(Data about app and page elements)
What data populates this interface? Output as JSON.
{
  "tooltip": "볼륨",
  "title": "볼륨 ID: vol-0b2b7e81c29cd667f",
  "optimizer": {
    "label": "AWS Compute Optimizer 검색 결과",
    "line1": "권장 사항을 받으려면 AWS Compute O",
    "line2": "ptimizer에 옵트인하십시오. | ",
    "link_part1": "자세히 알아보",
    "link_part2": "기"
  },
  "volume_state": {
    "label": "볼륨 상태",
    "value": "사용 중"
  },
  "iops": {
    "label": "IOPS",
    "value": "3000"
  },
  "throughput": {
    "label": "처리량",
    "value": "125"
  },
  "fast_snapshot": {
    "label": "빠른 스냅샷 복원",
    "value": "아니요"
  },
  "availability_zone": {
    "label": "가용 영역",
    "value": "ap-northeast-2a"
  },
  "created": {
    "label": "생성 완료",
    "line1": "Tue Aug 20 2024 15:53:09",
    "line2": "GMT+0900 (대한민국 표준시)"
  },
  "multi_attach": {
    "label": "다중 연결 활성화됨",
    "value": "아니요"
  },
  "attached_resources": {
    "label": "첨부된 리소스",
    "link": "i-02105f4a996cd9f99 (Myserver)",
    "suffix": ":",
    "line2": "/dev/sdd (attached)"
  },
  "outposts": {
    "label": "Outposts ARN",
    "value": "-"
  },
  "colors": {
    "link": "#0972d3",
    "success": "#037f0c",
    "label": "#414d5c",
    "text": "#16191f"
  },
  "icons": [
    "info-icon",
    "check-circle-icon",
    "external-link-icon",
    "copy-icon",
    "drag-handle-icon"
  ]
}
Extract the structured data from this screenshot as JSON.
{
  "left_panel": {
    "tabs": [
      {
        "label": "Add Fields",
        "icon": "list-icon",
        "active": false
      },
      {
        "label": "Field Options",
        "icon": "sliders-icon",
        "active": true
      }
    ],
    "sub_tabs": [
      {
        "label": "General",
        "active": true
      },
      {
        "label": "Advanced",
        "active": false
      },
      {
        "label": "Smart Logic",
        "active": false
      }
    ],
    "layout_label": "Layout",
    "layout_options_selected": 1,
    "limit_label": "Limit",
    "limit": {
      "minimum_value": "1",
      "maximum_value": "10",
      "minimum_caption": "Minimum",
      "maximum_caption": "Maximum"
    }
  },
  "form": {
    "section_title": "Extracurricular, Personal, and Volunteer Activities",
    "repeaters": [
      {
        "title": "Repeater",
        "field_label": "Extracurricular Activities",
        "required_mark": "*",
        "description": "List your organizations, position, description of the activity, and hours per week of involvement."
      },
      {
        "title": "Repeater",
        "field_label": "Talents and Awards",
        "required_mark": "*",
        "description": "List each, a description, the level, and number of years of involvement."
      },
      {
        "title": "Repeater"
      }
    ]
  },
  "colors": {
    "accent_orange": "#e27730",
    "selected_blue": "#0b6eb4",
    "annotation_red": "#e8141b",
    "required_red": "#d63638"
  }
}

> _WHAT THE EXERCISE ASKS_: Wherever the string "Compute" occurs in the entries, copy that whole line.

> _SOLVED PROBLEM_:
    "label": "AWS Compute Optimizer 검색 결과",
    "line1": "권장 사항을 받으려면 AWS Compute O",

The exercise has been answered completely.